The idea that effective reform in engineering and science education should be guided through systematic research and outcomes assessment should be self-evident; however, historically, the educational practices and beliefs held by faculty in higher education have been largely anecdotal and based on personal experience. There is growing acceptance of discipline-based education as a valuable research enterprise, on the same level as research into, say, mechanical engineering or organic chemistry. Evidence of innovative ways that discipline-based education programs are taking root in higher education include the establishment of cross-disciplinary departments in science, technology, and engineering education. These departments bring together faculty whose research area is education, who can tackle large-scale problems across the curriculum in addition to disciplinespecific research projects. These departments seek to ensure that: 1) faculty engaged in engineering and science education research conduct rigorous, scholarly work, 2) education research is accessible and valued by faculty in 'traditional' engineering and science disciplines, and 3) the next generation of engineering and science educators will promote and apply education research. In this paper, we will review the details behind the formation of departments that include engineering education, specifically highlighting their roots, structures and purpose. We will also provide information on typical courses, programs and degrees offered by these departments, and career paths for their graduates. Finally, we offer examples of how the discipline of engineering education has been fostered at institutions without a dedicated department, such as centers and other 'hybrid' models.
|Original language||English (US)|
|Number of pages||7|
|Journal||International Journal of Engineering Education|

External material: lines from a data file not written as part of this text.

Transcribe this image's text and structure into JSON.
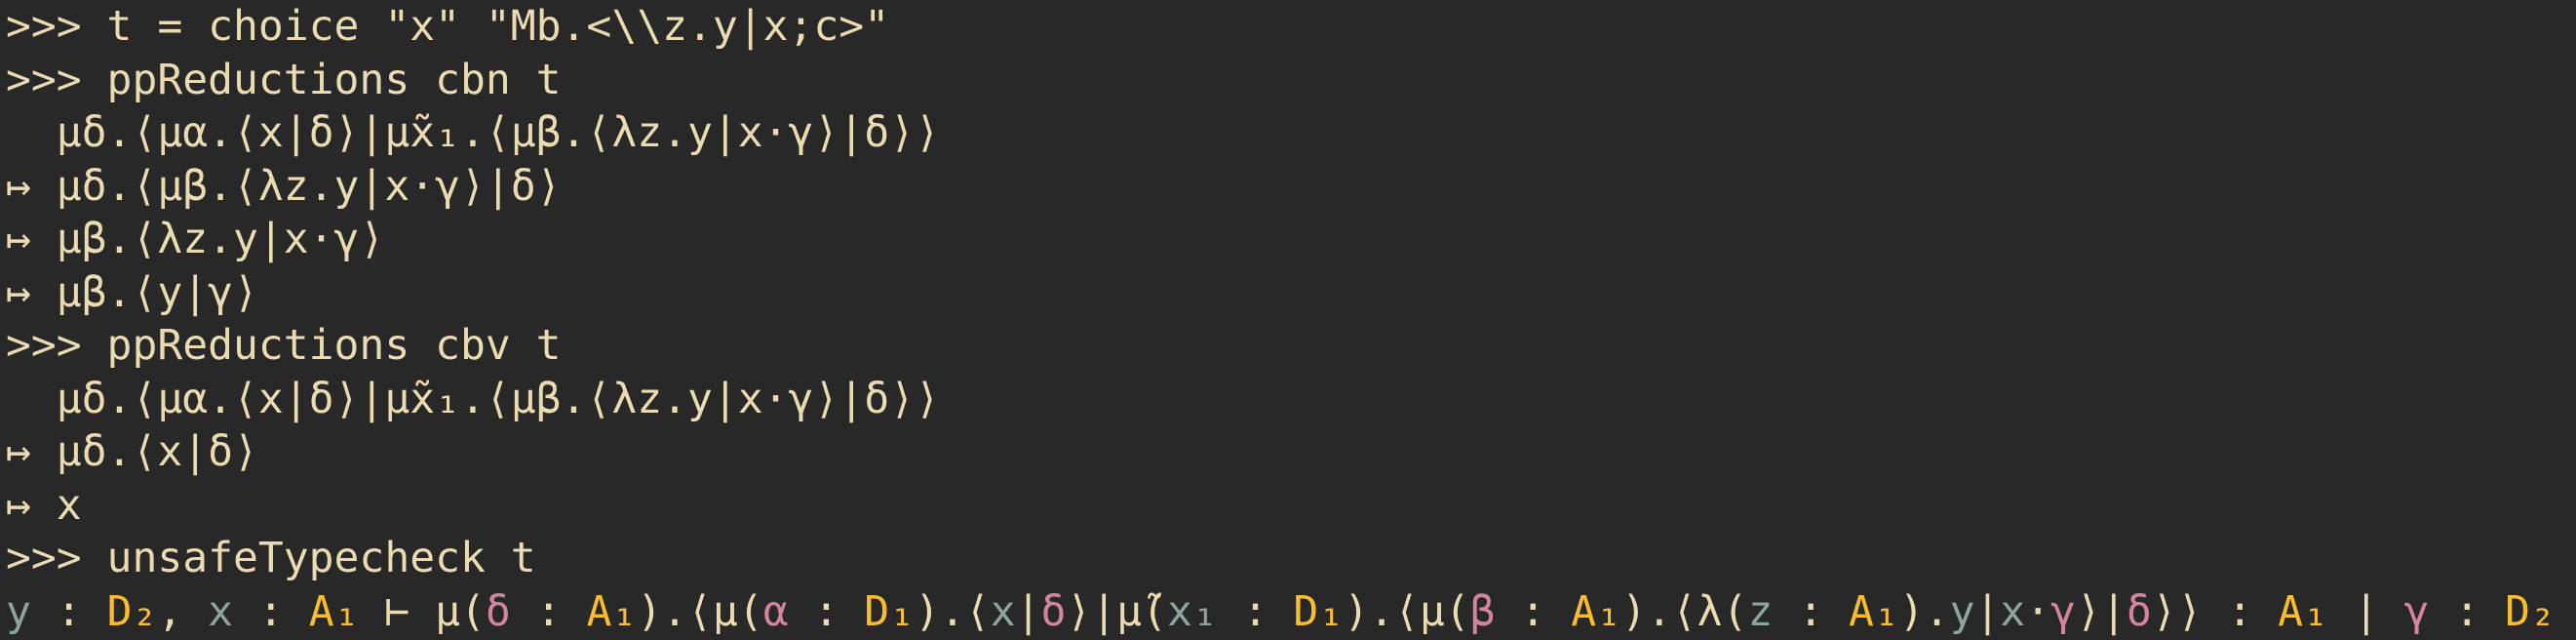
{
  "colors": {
    "background": "#282828",
    "fg": "#ebdbb2",
    "type": "#fabd2f",
    "var": "#8ea59c",
    "covar": "#d3869b"
  },
  "terminal": {
    "lines": [
      {
        "kind": "input",
        "segments": [
          {
            "t": ">>> t = choice \"x\" \"Mb.<\\\\z.y|x;c>\"",
            "c": "fg"
          }
        ]
      },
      {
        "kind": "input",
        "segments": [
          {
            "t": ">>> ppReductions cbn t",
            "c": "fg"
          }
        ]
      },
      {
        "kind": "output",
        "segments": [
          {
            "t": "  μδ.⟨μα.⟨x|δ⟩|μ̃x₁.⟨μβ.⟨λz.y|x·γ⟩|δ⟩⟩",
            "c": "fg"
          }
        ]
      },
      {
        "kind": "output",
        "segments": [
          {
            "t": "↦ μδ.⟨μβ.⟨λz.y|x·γ⟩|δ⟩",
            "c": "fg"
          }
        ]
      },
      {
        "kind": "output",
        "segments": [
          {
            "t": "↦ μβ.⟨λz.y|x·γ⟩",
            "c": "fg"
          }
        ]
      },
      {
        "kind": "output",
        "segments": [
          {
            "t": "↦ μβ.⟨y|γ⟩",
            "c": "fg"
          }
        ]
      },
      {
        "kind": "input",
        "segments": [
          {
            "t": ">>> ppReductions cbv t",
            "c": "fg"
          }
        ]
      },
      {
        "kind": "output",
        "segments": [
          {
            "t": "  μδ.⟨μα.⟨x|δ⟩|μ̃x₁.⟨μβ.⟨λz.y|x·γ⟩|δ⟩⟩",
            "c": "fg"
          }
        ]
      },
      {
        "kind": "output",
        "segments": [
          {
            "t": "↦ μδ.⟨x|δ⟩",
            "c": "fg"
          }
        ]
      },
      {
        "kind": "output",
        "segments": [
          {
            "t": "↦ x",
            "c": "fg"
          }
        ]
      },
      {
        "kind": "input",
        "segments": [
          {
            "t": ">>> unsafeTypecheck t",
            "c": "fg"
          }
        ]
      },
      {
        "kind": "output",
        "segments": [
          {
            "t": "y",
            "c": "var"
          },
          {
            "t": " : ",
            "c": "fg"
          },
          {
            "t": "D₂",
            "c": "type"
          },
          {
            "t": ", ",
            "c": "fg"
          },
          {
            "t": "x",
            "c": "var"
          },
          {
            "t": " : ",
            "c": "fg"
          },
          {
            "t": "A₁",
            "c": "type"
          },
          {
            "t": " ⊢ μ(",
            "c": "fg"
          },
          {
            "t": "δ",
            "c": "covar"
          },
          {
            "t": " : ",
            "c": "fg"
          },
          {
            "t": "A₁",
            "c": "type"
          },
          {
            "t": ").⟨μ(",
            "c": "fg"
          },
          {
            "t": "α",
            "c": "covar"
          },
          {
            "t": " : ",
            "c": "fg"
          },
          {
            "t": "D₁",
            "c": "type"
          },
          {
            "t": ").⟨",
            "c": "fg"
          },
          {
            "t": "x",
            "c": "var"
          },
          {
            "t": "|",
            "c": "fg"
          },
          {
            "t": "δ",
            "c": "covar"
          },
          {
            "t": "⟩|μ̃(",
            "c": "fg"
          },
          {
            "t": "x₁",
            "c": "var"
          },
          {
            "t": " : ",
            "c": "fg"
          },
          {
            "t": "D₁",
            "c": "type"
          },
          {
            "t": ").⟨μ(",
            "c": "fg"
          },
          {
            "t": "β",
            "c": "covar"
          },
          {
            "t": " : ",
            "c": "fg"
          },
          {
            "t": "A₁",
            "c": "type"
          },
          {
            "t": ").⟨λ(",
            "c": "fg"
          },
          {
            "t": "z",
            "c": "var"
          },
          {
            "t": " : ",
            "c": "fg"
          },
          {
            "t": "A₁",
            "c": "type"
          },
          {
            "t": ").",
            "c": "fg"
          },
          {
            "t": "y",
            "c": "var"
          },
          {
            "t": "|",
            "c": "fg"
          },
          {
            "t": "x",
            "c": "var"
          },
          {
            "t": "·",
            "c": "fg"
          },
          {
            "t": "γ",
            "c": "covar"
          },
          {
            "t": "⟩|",
            "c": "fg"
          },
          {
            "t": "δ",
            "c": "covar"
          },
          {
            "t": "⟩⟩ : ",
            "c": "fg"
          },
          {
            "t": "A₁",
            "c": "type"
          },
          {
            "t": " | ",
            "c": "fg"
          },
          {
            "t": "γ",
            "c": "covar"
          },
          {
            "t": " : ",
            "c": "fg"
          },
          {
            "t": "D₂",
            "c": "type"
          }
        ]
      }
    ]
  }
}
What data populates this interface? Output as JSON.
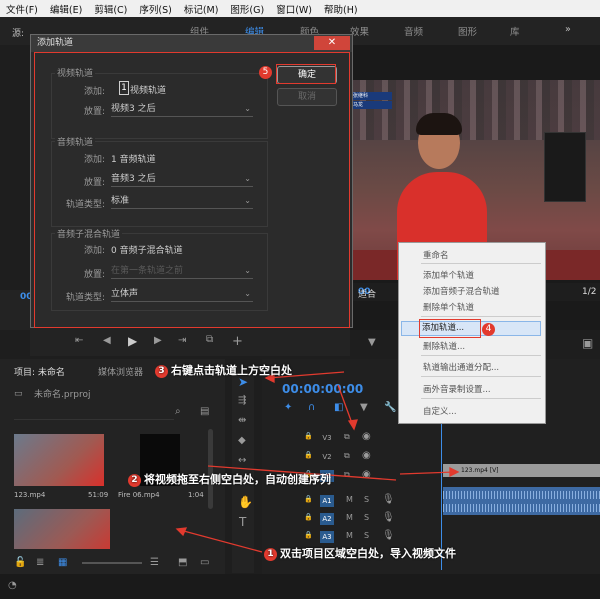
{
  "menubar": [
    "文件(F)",
    "编辑(E)",
    "剪辑(C)",
    "序列(S)",
    "标记(M)",
    "图形(G)",
    "窗口(W)",
    "帮助(H)"
  ],
  "workspace_tabs": {
    "items": [
      "组件",
      "编辑",
      "颜色",
      "效果",
      "音频",
      "图形",
      "库"
    ],
    "active": "编辑"
  },
  "source_tab": "源:",
  "dialog": {
    "title": "添加轨道",
    "close": "✕",
    "video": {
      "title": "视频轨道",
      "add_label": "添加:",
      "add_count": "1",
      "add_unit": "视频轨道",
      "place_label": "放置:",
      "place_value": "视频3 之后"
    },
    "audio": {
      "title": "音频轨道",
      "add_label": "添加:",
      "add_text": "1 音频轨道",
      "place_label": "放置:",
      "place_value": "音频3 之后",
      "type_label": "轨道类型:",
      "type_value": "标准"
    },
    "submix": {
      "title": "音频子混合轨道",
      "add_label": "添加:",
      "add_text": "0 音频子混合轨道",
      "place_label": "放置:",
      "place_value": "在第一条轨道之前",
      "type_label": "轨道类型:",
      "type_value": "立体声"
    },
    "ok_button": "确定",
    "cancel_button": "取消"
  },
  "program_monitor": {
    "timecode_left": "00",
    "fit": "适合",
    "ratio": "1/2",
    "scoreboard": [
      "张继科",
      "马龙"
    ]
  },
  "context_menu": {
    "items": [
      "重命名",
      "添加单个轨道",
      "添加音频子混合轨道",
      "删除单个轨道",
      "添加轨道...",
      "删除轨道...",
      "轨道输出通道分配...",
      "画外音录制设置...",
      "自定义..."
    ],
    "highlighted": "添加轨道..."
  },
  "project_panel": {
    "tab_project": "项目: 未命名",
    "tab_media": "媒体浏览器",
    "file": "未命名.prproj",
    "clips": [
      {
        "name": "123.mp4",
        "duration": "51:09"
      },
      {
        "name": "Fire 06.mp4",
        "duration": "1:04"
      }
    ]
  },
  "timeline": {
    "timecode": "00:00:00:00",
    "tracks": [
      {
        "name": "V3",
        "active": false
      },
      {
        "name": "V2",
        "active": false
      },
      {
        "name": "V1",
        "active": true
      },
      {
        "name": "A1",
        "active": true
      },
      {
        "name": "A2",
        "active": true
      },
      {
        "name": "A3",
        "active": true
      }
    ],
    "mute": "M",
    "solo": "S",
    "clip_label": "123.mp4 [V]"
  },
  "annotations": [
    {
      "num": "1",
      "text": "双击项目区域空白处，导入视频文件"
    },
    {
      "num": "2",
      "text": "将视频拖至右侧空白处，自动创建序列"
    },
    {
      "num": "3",
      "text": "右键点击轨道上方空白处"
    },
    {
      "num": "4",
      "text": ""
    },
    {
      "num": "5",
      "text": ""
    }
  ],
  "colors": {
    "accent": "#3d8de8",
    "annotation_red": "#e23a2e",
    "menu_bg": "#f0f0f0"
  }
}
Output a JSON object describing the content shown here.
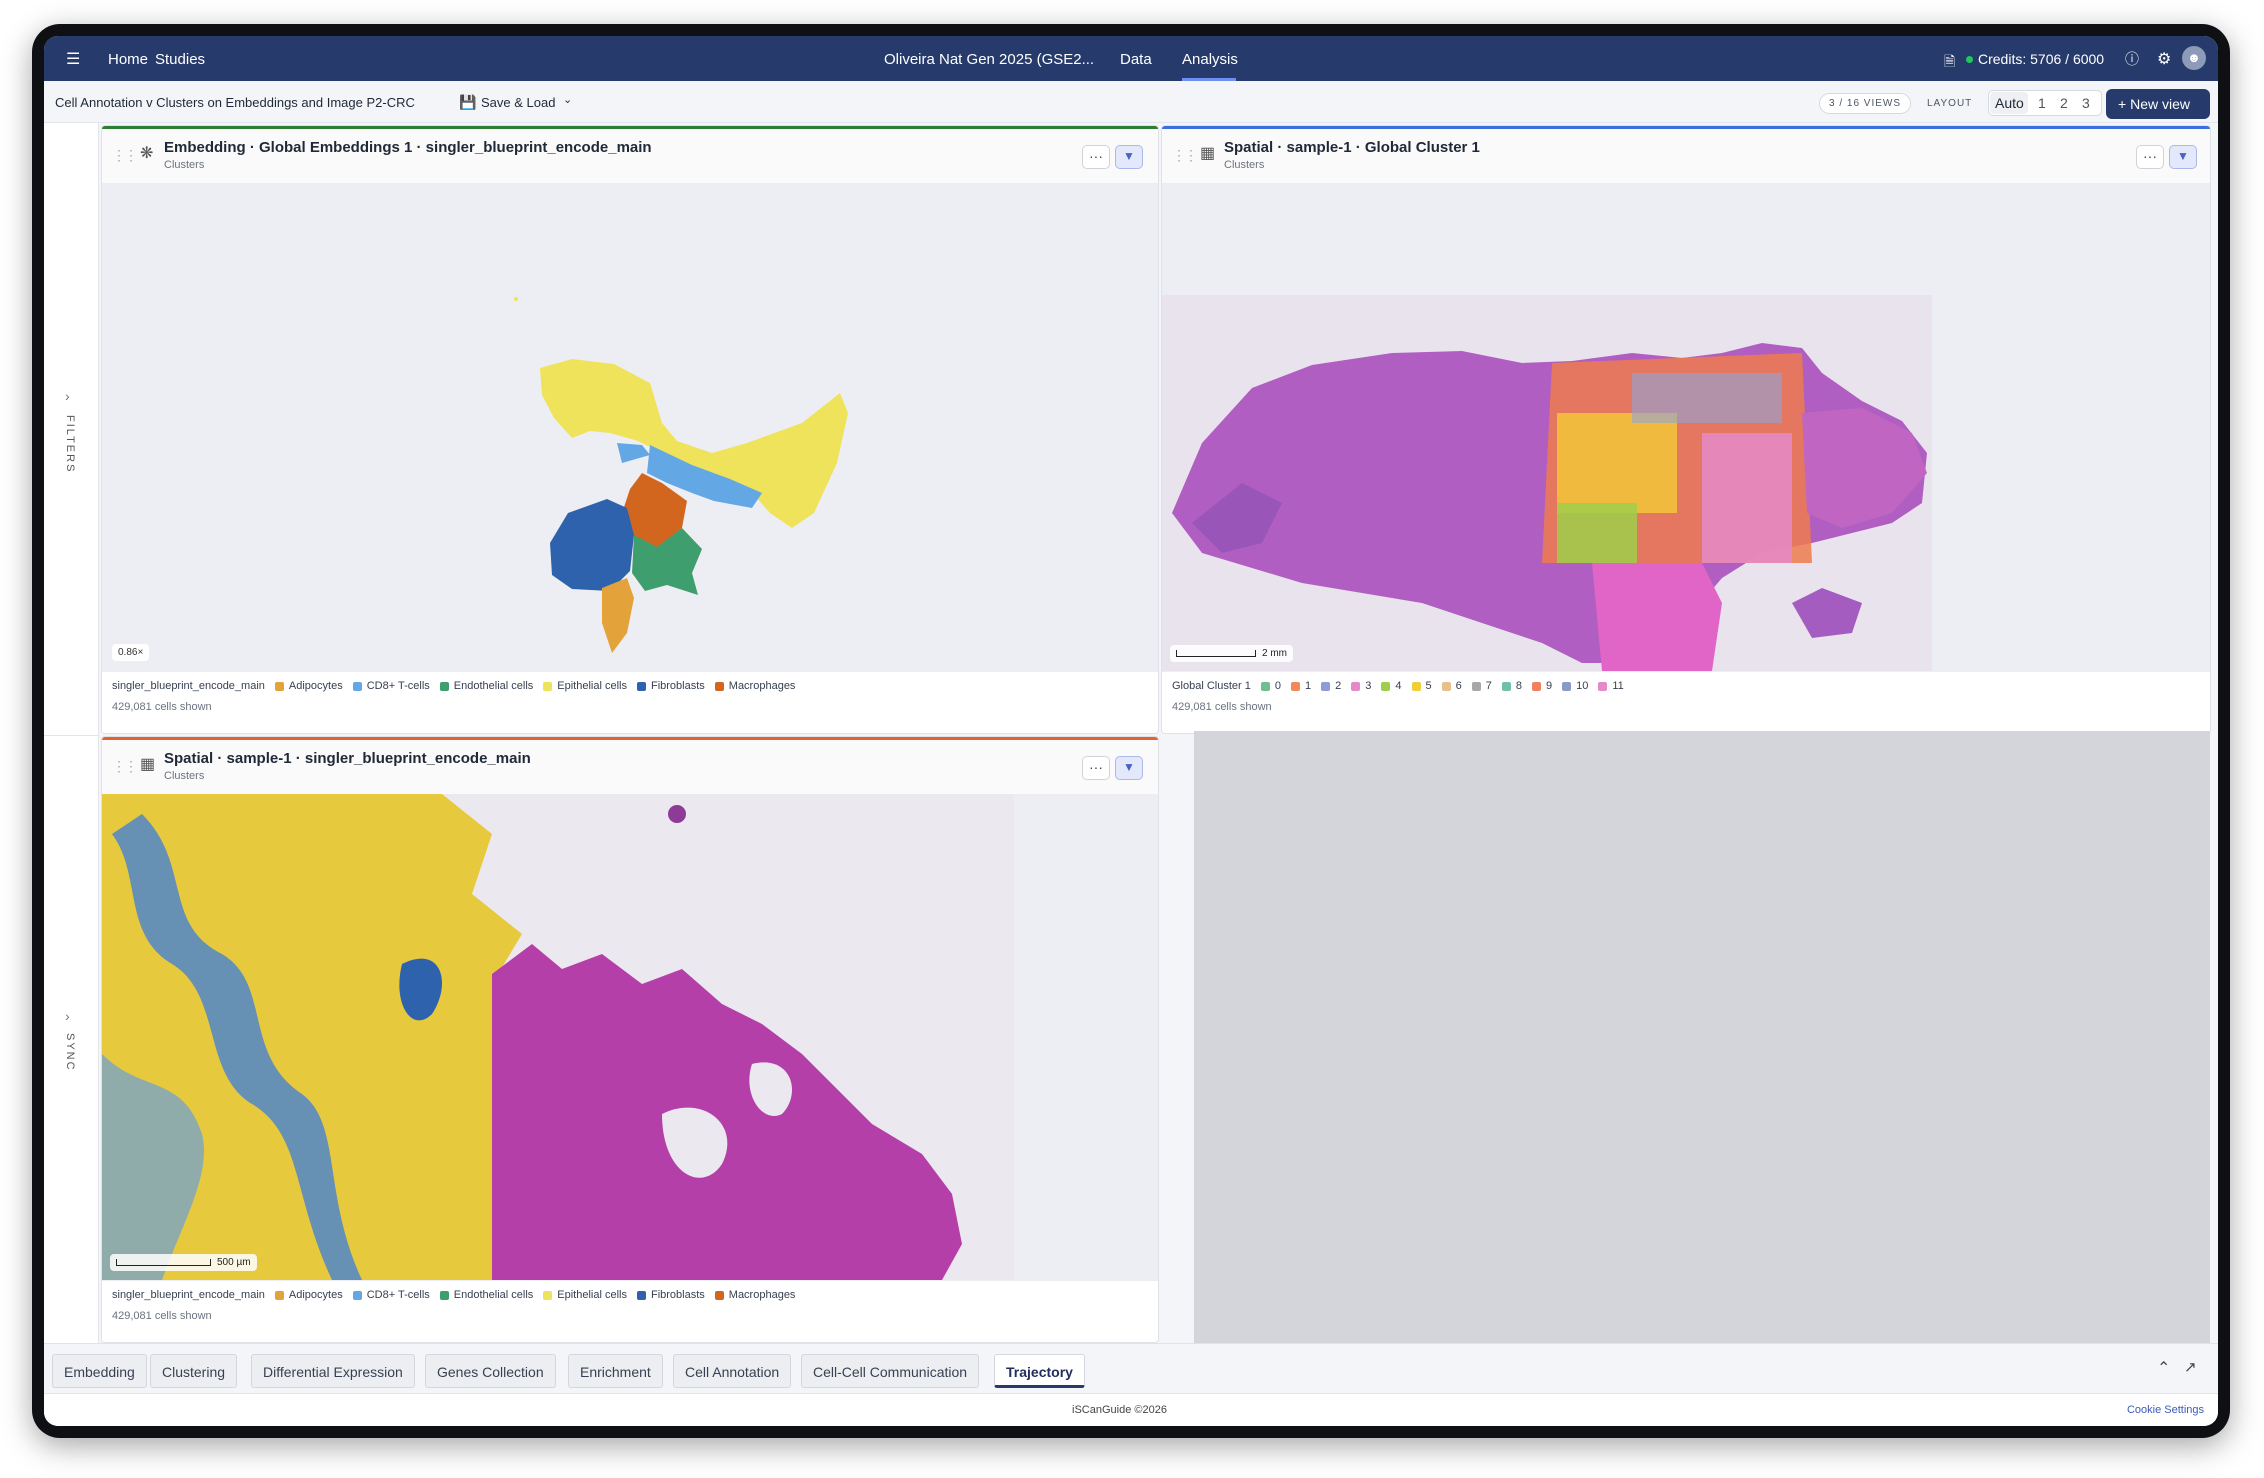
{
  "nav": {
    "home": "Home",
    "studies": "Studies",
    "study_title": "Oliveira Nat Gen 2025 (GSE2...",
    "data": "Data",
    "analysis": "Analysis",
    "credits": "Credits: 5706 / 6000",
    "credits_status_color": "#22c55e"
  },
  "subbar": {
    "view_title": "Cell Annotation v Clusters on Embeddings and Image P2-CRC",
    "save_load": "Save & Load",
    "views_count": "3 / 16 VIEWS",
    "layout_label": "LAYOUT",
    "layout_options": [
      "Auto",
      "1",
      "2",
      "3"
    ],
    "new_view": "New view"
  },
  "rail": {
    "filters": "FILTERS",
    "sync": "SYNC"
  },
  "panels": [
    {
      "title": "Embedding · Global Embeddings 1 · singler_blueprint_encode_main",
      "subtitle": "Clusters",
      "accent": "#2f7d32",
      "zoom": "0.86×",
      "legend_title": "singler_blueprint_encode_main",
      "legend": [
        {
          "label": "Adipocytes",
          "color": "#e3a33a"
        },
        {
          "label": "CD8+ T-cells",
          "color": "#63a7e4"
        },
        {
          "label": "Endothelial cells",
          "color": "#3f9e6e"
        },
        {
          "label": "Epithelial cells",
          "color": "#eee35a"
        },
        {
          "label": "Fibroblasts",
          "color": "#2e62ad"
        },
        {
          "label": "Macrophages",
          "color": "#d3661f"
        }
      ],
      "cells_shown": "429,081 cells shown"
    },
    {
      "title": "Spatial · sample-1 · Global Cluster 1",
      "subtitle": "Clusters",
      "accent": "#3b6fe0",
      "scale": "2 mm",
      "legend_title": "Global Cluster 1",
      "legend": [
        {
          "label": "0",
          "color": "#6fbf8f"
        },
        {
          "label": "1",
          "color": "#f08a5a"
        },
        {
          "label": "2",
          "color": "#8f9ad6"
        },
        {
          "label": "3",
          "color": "#e58ac9"
        },
        {
          "label": "4",
          "color": "#9fcf4a"
        },
        {
          "label": "5",
          "color": "#f2cf3a"
        },
        {
          "label": "6",
          "color": "#e7c08a"
        },
        {
          "label": "7",
          "color": "#a7a7a7"
        },
        {
          "label": "8",
          "color": "#6fbfa9"
        },
        {
          "label": "9",
          "color": "#f08060"
        },
        {
          "label": "10",
          "color": "#8a9ac6"
        },
        {
          "label": "11",
          "color": "#e58ac9"
        }
      ],
      "cells_shown": "429,081 cells shown"
    },
    {
      "title": "Spatial · sample-1 · singler_blueprint_encode_main",
      "subtitle": "Clusters",
      "accent": "#e0642f",
      "scale": "500 µm",
      "legend_title": "singler_blueprint_encode_main",
      "legend": [
        {
          "label": "Adipocytes",
          "color": "#e3a33a"
        },
        {
          "label": "CD8+ T-cells",
          "color": "#63a7e4"
        },
        {
          "label": "Endothelial cells",
          "color": "#3f9e6e"
        },
        {
          "label": "Epithelial cells",
          "color": "#eee35a"
        },
        {
          "label": "Fibroblasts",
          "color": "#2e62ad"
        },
        {
          "label": "Macrophages",
          "color": "#d3661f"
        }
      ],
      "cells_shown": "429,081 cells shown"
    }
  ],
  "tabs": [
    "Embedding",
    "Clustering",
    "Differential Expression",
    "Genes Collection",
    "Enrichment",
    "Cell Annotation",
    "Cell-Cell Communication",
    "Trajectory"
  ],
  "active_tab": "Trajectory",
  "footer": {
    "copyright": "iSCanGuide ©2026",
    "cookie": "Cookie Settings"
  }
}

|State||Published - Nov 30 2010|
- Discipline-based education research
- Engineering education curriculum
- Graduate education